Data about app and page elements
- Opening Delimiter -
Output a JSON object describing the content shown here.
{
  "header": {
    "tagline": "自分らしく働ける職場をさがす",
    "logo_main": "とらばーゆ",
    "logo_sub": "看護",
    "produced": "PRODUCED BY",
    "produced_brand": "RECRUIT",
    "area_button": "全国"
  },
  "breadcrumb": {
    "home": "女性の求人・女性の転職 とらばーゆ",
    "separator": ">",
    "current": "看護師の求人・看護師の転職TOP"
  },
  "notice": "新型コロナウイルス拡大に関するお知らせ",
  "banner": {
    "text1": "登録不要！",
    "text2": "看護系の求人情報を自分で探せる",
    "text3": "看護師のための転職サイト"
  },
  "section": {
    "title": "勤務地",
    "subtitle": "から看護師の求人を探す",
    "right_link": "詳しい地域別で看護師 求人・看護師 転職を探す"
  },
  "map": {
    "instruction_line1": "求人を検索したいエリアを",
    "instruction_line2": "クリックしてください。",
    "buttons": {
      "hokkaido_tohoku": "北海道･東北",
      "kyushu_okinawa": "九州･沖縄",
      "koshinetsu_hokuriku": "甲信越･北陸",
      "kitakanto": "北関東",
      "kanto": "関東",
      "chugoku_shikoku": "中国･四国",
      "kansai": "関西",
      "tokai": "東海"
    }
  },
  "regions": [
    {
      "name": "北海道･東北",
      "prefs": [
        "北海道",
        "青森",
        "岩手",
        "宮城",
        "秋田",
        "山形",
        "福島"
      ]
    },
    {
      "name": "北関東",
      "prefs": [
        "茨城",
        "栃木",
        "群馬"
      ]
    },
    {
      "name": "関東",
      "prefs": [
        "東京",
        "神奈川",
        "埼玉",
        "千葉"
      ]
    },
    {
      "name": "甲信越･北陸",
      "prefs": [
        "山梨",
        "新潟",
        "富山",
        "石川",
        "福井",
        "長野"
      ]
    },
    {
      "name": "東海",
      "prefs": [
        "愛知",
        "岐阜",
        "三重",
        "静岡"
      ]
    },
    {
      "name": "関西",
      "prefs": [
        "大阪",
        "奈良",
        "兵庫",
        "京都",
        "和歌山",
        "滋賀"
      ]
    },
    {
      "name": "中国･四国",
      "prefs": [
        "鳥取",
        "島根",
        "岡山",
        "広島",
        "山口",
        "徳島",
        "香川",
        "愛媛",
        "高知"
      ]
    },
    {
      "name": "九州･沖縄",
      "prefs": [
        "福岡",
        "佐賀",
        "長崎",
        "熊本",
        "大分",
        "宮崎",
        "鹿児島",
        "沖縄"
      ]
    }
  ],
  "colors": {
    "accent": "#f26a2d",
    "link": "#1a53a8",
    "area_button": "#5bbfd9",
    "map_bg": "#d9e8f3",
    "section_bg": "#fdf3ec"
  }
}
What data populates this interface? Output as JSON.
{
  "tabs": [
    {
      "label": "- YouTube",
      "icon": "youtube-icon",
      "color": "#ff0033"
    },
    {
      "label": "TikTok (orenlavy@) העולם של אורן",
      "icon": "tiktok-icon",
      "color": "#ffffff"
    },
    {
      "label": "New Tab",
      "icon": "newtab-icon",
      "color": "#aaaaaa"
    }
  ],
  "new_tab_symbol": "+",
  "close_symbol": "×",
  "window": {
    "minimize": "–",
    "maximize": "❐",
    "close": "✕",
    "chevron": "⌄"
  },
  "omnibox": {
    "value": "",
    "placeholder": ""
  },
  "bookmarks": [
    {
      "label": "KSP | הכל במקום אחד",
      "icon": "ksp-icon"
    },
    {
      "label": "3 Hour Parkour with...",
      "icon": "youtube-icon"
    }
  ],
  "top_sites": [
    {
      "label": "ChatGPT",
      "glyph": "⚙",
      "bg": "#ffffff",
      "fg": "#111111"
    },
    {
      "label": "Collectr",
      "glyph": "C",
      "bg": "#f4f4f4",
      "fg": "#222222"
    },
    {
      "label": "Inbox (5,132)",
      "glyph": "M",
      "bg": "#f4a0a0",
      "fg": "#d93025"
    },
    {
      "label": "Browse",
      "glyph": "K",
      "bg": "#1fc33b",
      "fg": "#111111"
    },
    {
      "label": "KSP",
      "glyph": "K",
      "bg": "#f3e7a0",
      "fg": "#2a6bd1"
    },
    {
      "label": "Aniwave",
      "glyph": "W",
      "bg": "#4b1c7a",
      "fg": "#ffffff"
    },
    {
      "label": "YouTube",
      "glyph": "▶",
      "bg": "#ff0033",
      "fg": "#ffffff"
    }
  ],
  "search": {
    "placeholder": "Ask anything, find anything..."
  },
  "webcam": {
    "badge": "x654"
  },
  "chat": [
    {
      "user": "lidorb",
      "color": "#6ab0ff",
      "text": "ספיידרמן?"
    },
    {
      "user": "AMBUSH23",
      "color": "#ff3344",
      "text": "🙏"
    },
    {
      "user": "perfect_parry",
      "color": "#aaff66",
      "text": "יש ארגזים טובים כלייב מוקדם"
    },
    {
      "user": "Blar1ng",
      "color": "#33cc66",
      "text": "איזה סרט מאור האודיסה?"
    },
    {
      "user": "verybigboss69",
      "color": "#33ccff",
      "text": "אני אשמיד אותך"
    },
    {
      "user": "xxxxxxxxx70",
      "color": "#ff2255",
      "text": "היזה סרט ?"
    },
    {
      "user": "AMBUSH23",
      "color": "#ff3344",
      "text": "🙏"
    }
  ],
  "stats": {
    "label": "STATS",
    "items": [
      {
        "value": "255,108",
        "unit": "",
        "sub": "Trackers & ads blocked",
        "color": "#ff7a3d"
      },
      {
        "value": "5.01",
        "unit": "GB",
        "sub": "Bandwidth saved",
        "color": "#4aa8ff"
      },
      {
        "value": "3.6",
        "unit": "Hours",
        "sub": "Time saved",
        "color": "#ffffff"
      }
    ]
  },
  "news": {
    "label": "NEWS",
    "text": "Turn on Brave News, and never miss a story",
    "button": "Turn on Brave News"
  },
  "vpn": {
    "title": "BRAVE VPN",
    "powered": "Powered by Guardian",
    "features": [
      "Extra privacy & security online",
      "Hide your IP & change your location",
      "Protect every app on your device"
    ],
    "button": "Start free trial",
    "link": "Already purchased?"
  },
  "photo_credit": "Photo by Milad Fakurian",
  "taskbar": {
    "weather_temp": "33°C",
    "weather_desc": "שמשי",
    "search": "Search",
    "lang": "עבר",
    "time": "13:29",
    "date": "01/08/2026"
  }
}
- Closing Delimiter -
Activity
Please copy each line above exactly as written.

Task solution
Output a JSON object describing the content shown here.
{
  "header": {
    "tagline": "自分らしく働ける職場をさがす",
    "logo_main": "とらばーゆ",
    "logo_sub": "看護",
    "produced": "PRODUCED BY",
    "produced_brand": "RECRUIT",
    "area_button": "全国"
  },
  "breadcrumb": {
    "home": "女性の求人・女性の転職 とらばーゆ",
    "separator": ">",
    "current": "看護師の求人・看護師の転職TOP"
  },
  "notice": "新型コロナウイルス拡大に関するお知らせ",
  "banner": {
    "text1": "登録不要！",
    "text2": "看護系の求人情報を自分で探せる",
    "text3": "看護師のための転職サイト"
  },
  "section": {
    "title": "勤務地",
    "subtitle": "から看護師の求人を探す",
    "right_link": "詳しい地域別で看護師 求人・看護師 転職を探す"
  },
  "map": {
    "instruction_line1": "求人を検索したいエリアを",
    "instruction_line2": "クリックしてください。",
    "buttons": {
      "hokkaido_tohoku": "北海道･東北",
      "kyushu_okinawa": "九州･沖縄",
      "koshinetsu_hokuriku": "甲信越･北陸",
      "kitakanto": "北関東",
      "kanto": "関東",
      "chugoku_shikoku": "中国･四国",
      "kansai": "関西",
      "tokai": "東海"
    }
  },
  "regions": [
    {
      "name": "北海道･東北",
      "prefs": [
        "北海道",
        "青森",
        "岩手",
        "宮城",
        "秋田",
        "山形",
        "福島"
      ]
    },
    {
      "name": "北関東",
      "prefs": [
        "茨城",
        "栃木",
        "群馬"
      ]
    },
    {
      "name": "関東",
      "prefs": [
        "東京",
        "神奈川",
        "埼玉",
        "千葉"
      ]
    },
    {
      "name": "甲信越･北陸",
      "prefs": [
        "山梨",
        "新潟",
        "富山",
        "石川",
        "福井",
        "長野"
      ]
    },
    {
      "name": "東海",
      "prefs": [
        "愛知",
        "岐阜",
        "三重",
        "静岡"
      ]
    },
    {
      "name": "関西",
      "prefs": [
        "大阪",
        "奈良",
        "兵庫",
        "京都",
        "和歌山",
        "滋賀"
      ]
    },
    {
      "name": "中国･四国",
      "prefs": [
        "鳥取",
        "島根",
        "岡山",
        "広島",
        "山口",
        "徳島",
        "香川",
        "愛媛",
        "高知"
      ]
    },
    {
      "name": "九州･沖縄",
      "prefs": [
        "福岡",
        "佐賀",
        "長崎",
        "熊本",
        "大分",
        "宮崎",
        "鹿児島",
        "沖縄"
      ]
    }
  ],
  "colors": {
    "accent": "#f26a2d",
    "link": "#1a53a8",
    "area_button": "#5bbfd9",
    "map_bg": "#d9e8f3",
    "section_bg": "#fdf3ec"
  }
}
What data populates this interface? Output as JSON.
{
  "tabs": [
    {
      "label": "- YouTube",
      "icon": "youtube-icon",
      "color": "#ff0033"
    },
    {
      "label": "TikTok (orenlavy@) העולם של אורן",
      "icon": "tiktok-icon",
      "color": "#ffffff"
    },
    {
      "label": "New Tab",
      "icon": "newtab-icon",
      "color": "#aaaaaa"
    }
  ],
  "new_tab_symbol": "+",
  "close_symbol": "×",
  "window": {
    "minimize": "–",
    "maximize": "❐",
    "close": "✕",
    "chevron": "⌄"
  },
  "omnibox": {
    "value": "",
    "placeholder": ""
  },
  "bookmarks": [
    {
      "label": "KSP | הכל במקום אחד",
      "icon": "ksp-icon"
    },
    {
      "label": "3 Hour Parkour with...",
      "icon": "youtube-icon"
    }
  ],
  "top_sites": [
    {
      "label": "ChatGPT",
      "glyph": "⚙",
      "bg": "#ffffff",
      "fg": "#111111"
    },
    {
      "label": "Collectr",
      "glyph": "C",
      "bg": "#f4f4f4",
      "fg": "#222222"
    },
    {
      "label": "Inbox (5,132)",
      "glyph": "M",
      "bg": "#f4a0a0",
      "fg": "#d93025"
    },
    {
      "label": "Browse",
      "glyph": "K",
      "bg": "#1fc33b",
      "fg": "#111111"
    },
    {
      "label": "KSP",
      "glyph": "K",
      "bg": "#f3e7a0",
      "fg": "#2a6bd1"
    },
    {
      "label": "Aniwave",
      "glyph": "W",
      "bg": "#4b1c7a",
      "fg": "#ffffff"
    },
    {
      "label": "YouTube",
      "glyph": "▶",
      "bg": "#ff0033",
      "fg": "#ffffff"
    }
  ],
  "search": {
    "placeholder": "Ask anything, find anything..."
  },
  "webcam": {
    "badge": "x654"
  },
  "chat": [
    {
      "user": "lidorb",
      "color": "#6ab0ff",
      "text": "ספיידרמן?"
    },
    {
      "user": "AMBUSH23",
      "color": "#ff3344",
      "text": "🙏"
    },
    {
      "user": "perfect_parry",
      "color": "#aaff66",
      "text": "יש ארגזים טובים כלייב מוקדם"
    },
    {
      "user": "Blar1ng",
      "color": "#33cc66",
      "text": "איזה סרט מאור האודיסה?"
    },
    {
      "user": "verybigboss69",
      "color": "#33ccff",
      "text": "אני אשמיד אותך"
    },
    {
      "user": "xxxxxxxxx70",
      "color": "#ff2255",
      "text": "היזה סרט ?"
    },
    {
      "user": "AMBUSH23",
      "color": "#ff3344",
      "text": "🙏"
    }
  ],
  "stats": {
    "label": "STATS",
    "items": [
      {
        "value": "255,108",
        "unit": "",
        "sub": "Trackers & ads blocked",
        "color": "#ff7a3d"
      },
      {
        "value": "5.01",
        "unit": "GB",
        "sub": "Bandwidth saved",
        "color": "#4aa8ff"
      },
      {
        "value": "3.6",
        "unit": "Hours",
        "sub": "Time saved",
        "color": "#ffffff"
      }
    ]
  },
  "news": {
    "label": "NEWS",
    "text": "Turn on Brave News, and never miss a story",
    "button": "Turn on Brave News"
  },
  "vpn": {
    "title": "BRAVE VPN",
    "powered": "Powered by Guardian",
    "features": [
      "Extra privacy & security online",
      "Hide your IP & change your location",
      "Protect every app on your device"
    ],
    "button": "Start free trial",
    "link": "Already purchased?"
  },
  "photo_credit": "Photo by Milad Fakurian",
  "taskbar": {
    "weather_temp": "33°C",
    "weather_desc": "שמשי",
    "search": "Search",
    "lang": "עבר",
    "time": "13:29",
    "date": "01/08/2026"
  }
}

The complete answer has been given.